One simple thing that my family does for birthdays is a family dinner. Every year for my birthday and my sister’s birthday, we’ll go out to eat as a family, and, of course, the person whose birthday it is gets to pick the place. While this may not seem like an incredible family tradition, it’s nice to be able to get together as a family for dinner, especially now that I don’t live at home and my sister attends college an hour and a half away.
One of the restaurants that I attended for my birthday a few years ago had a fried bowtie pasta appetizer that was served with spinach and artichoke dip. I decided to give the recipe a try on my own, and it’s easily become one of my favorite appetizers to make for get-togethers or just a dinner at home.
Ragu sauce of choice
1 | Bring water to a boil and boil bowtie pasta noodles for about 7-8 minutes (a little more than half of the recommended time on the box).
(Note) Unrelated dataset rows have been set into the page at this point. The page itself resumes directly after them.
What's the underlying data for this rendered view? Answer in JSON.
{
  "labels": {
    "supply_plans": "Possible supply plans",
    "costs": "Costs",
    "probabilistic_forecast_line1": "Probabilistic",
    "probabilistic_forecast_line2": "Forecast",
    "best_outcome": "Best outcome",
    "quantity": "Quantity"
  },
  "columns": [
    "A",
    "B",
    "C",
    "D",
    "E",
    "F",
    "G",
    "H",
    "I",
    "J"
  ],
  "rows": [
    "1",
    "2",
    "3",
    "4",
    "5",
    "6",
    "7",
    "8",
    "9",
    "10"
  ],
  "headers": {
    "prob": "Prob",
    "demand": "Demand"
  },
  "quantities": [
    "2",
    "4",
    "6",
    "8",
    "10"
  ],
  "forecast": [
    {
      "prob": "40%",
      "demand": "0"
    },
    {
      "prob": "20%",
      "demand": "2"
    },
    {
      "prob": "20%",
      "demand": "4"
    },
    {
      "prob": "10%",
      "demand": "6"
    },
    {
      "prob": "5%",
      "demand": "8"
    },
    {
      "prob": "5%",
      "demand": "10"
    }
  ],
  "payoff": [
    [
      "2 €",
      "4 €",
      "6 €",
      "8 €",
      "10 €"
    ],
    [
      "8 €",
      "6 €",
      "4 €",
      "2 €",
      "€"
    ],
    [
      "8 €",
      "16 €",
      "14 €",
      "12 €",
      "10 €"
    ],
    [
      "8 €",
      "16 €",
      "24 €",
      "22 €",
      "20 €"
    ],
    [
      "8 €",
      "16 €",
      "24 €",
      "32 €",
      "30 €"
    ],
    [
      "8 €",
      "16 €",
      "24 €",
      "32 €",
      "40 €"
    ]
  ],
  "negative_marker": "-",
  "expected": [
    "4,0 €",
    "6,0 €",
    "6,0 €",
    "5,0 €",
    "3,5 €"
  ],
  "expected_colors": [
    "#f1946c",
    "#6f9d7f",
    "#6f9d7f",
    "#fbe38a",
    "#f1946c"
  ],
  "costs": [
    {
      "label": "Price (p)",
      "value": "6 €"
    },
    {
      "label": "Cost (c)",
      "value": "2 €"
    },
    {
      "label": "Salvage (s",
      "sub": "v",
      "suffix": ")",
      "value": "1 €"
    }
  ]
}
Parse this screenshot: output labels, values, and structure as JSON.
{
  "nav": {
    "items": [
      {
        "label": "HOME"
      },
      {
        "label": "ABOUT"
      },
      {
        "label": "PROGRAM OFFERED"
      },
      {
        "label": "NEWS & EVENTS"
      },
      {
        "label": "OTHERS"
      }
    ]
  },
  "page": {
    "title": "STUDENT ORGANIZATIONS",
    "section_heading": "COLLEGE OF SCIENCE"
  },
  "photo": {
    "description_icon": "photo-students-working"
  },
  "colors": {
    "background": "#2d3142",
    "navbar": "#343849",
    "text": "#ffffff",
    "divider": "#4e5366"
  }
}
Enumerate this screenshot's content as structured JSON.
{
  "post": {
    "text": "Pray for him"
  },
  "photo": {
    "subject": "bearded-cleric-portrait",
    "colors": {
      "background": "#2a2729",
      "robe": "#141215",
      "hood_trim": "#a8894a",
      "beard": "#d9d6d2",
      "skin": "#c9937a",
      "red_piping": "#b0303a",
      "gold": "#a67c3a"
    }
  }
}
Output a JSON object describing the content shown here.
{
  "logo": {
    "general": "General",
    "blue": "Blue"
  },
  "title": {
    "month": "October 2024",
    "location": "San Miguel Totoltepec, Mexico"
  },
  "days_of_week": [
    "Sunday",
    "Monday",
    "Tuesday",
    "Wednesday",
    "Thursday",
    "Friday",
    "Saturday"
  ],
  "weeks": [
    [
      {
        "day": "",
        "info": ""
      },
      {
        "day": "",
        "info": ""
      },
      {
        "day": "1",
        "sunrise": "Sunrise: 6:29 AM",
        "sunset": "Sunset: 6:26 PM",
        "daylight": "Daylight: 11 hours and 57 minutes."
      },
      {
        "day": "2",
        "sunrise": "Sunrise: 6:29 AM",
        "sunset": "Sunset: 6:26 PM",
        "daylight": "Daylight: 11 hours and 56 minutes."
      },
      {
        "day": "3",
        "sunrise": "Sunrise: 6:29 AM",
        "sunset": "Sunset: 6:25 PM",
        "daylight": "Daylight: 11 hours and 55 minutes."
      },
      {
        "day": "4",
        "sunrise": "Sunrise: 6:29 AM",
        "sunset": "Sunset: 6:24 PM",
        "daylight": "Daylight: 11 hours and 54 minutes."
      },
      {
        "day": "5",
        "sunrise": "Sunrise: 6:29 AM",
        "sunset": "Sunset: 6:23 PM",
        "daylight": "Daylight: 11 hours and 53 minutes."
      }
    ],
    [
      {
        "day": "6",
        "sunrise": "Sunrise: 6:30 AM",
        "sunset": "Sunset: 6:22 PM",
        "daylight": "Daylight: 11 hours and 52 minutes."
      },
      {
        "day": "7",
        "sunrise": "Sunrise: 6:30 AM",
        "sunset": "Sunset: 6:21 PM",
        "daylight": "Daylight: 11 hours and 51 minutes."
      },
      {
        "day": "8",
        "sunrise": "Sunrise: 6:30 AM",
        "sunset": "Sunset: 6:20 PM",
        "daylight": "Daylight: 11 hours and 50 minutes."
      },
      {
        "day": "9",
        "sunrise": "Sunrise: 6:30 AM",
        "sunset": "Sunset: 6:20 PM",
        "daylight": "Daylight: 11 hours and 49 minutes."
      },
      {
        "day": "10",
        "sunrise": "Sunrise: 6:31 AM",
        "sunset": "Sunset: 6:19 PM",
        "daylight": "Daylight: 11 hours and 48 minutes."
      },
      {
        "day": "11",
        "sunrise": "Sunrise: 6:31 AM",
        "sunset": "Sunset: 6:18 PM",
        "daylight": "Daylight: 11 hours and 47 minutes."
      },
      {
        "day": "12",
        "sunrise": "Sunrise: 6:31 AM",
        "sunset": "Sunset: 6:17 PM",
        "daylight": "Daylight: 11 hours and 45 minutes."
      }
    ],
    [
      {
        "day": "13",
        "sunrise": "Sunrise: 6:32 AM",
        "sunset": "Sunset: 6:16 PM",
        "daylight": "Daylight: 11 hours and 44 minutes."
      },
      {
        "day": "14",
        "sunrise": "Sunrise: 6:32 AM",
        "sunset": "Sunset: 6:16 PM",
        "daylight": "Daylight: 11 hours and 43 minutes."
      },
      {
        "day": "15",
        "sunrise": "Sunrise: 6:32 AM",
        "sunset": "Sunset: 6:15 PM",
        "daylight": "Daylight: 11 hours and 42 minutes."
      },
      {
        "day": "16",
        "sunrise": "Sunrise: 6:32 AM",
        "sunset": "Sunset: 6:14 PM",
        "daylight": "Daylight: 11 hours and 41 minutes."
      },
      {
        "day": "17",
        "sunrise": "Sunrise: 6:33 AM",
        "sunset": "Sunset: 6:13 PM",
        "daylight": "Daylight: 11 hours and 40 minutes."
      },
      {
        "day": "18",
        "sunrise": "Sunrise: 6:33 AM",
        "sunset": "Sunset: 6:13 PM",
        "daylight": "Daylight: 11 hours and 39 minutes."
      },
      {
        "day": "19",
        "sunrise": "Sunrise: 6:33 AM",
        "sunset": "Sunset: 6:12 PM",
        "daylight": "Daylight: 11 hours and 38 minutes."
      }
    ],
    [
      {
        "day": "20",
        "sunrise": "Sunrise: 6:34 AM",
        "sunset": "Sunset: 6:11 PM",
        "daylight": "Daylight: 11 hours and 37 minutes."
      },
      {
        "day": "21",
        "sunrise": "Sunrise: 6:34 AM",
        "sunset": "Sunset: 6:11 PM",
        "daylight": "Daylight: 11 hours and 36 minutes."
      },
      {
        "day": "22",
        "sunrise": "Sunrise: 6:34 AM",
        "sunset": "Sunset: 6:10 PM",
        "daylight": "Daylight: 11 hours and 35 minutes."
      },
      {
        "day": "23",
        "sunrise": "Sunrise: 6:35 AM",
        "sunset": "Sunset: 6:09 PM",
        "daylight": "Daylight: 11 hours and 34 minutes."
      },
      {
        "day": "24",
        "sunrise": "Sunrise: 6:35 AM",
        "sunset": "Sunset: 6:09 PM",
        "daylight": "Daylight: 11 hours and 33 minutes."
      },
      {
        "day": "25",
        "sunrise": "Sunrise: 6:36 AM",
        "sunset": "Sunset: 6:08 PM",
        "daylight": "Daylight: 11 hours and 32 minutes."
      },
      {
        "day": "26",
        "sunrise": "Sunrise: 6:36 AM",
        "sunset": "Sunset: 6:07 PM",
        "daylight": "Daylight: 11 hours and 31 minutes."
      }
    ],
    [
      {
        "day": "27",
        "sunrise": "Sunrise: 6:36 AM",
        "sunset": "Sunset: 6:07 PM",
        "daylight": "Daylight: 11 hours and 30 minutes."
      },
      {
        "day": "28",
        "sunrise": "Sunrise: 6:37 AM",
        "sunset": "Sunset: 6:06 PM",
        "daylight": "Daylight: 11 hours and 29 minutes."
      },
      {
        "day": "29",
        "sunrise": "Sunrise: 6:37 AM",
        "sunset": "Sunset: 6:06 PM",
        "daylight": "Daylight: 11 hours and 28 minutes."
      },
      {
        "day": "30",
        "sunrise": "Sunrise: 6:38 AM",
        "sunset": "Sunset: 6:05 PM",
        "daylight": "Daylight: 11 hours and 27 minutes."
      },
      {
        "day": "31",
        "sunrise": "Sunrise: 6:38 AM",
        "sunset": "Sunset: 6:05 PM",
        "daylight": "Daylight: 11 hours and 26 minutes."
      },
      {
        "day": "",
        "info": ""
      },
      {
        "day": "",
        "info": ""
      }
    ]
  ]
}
2 | Drain and cool noodles.
3 | Mix 2 eggs with a little bit of milk.
4 | Dip noodles in egg and milk mixture.
5 | Roll noodles in Italian breadcrumbs.
6 | Panfry bowtie noodles in a skillet until golden brown.
7 | Serve with your favorite Ragu sauce. Enjoy!
Even though the restaurant that inspired this recipe served the noodles with spinach and artichoke dip, this recipe is the perfect pairing to your favorite Ragu sauce. For this particular recipe, I used the Mushroom & Green Pepper sauce, and it was so delicious!
What makes me love Ragu even more is the story behind it. After traveling from Italy to America, a woman named Assunta Cantisano made and served her family’s recipe for tomato sauce to her neighbors. Her neighbors loved it so much that they spread the word and soon, Assunta’s sauce because famous in the state of Iowa.
During the Great Depression, while everyone was going through the toughest of times and expecting less, Assunta gave them more. While other people were losing hope and forgetting about their lifelong dreams and aspirations, Assunta continued to create her family’s tomato sauce, and 80 years later, Ragu is one of the most popular pasta sauces on the shelf. I feel like Assunta’s journey from Italy and through the Great Depression makes the sauce taste just a little bit better, don’t you?
What’s your favorite family tradition?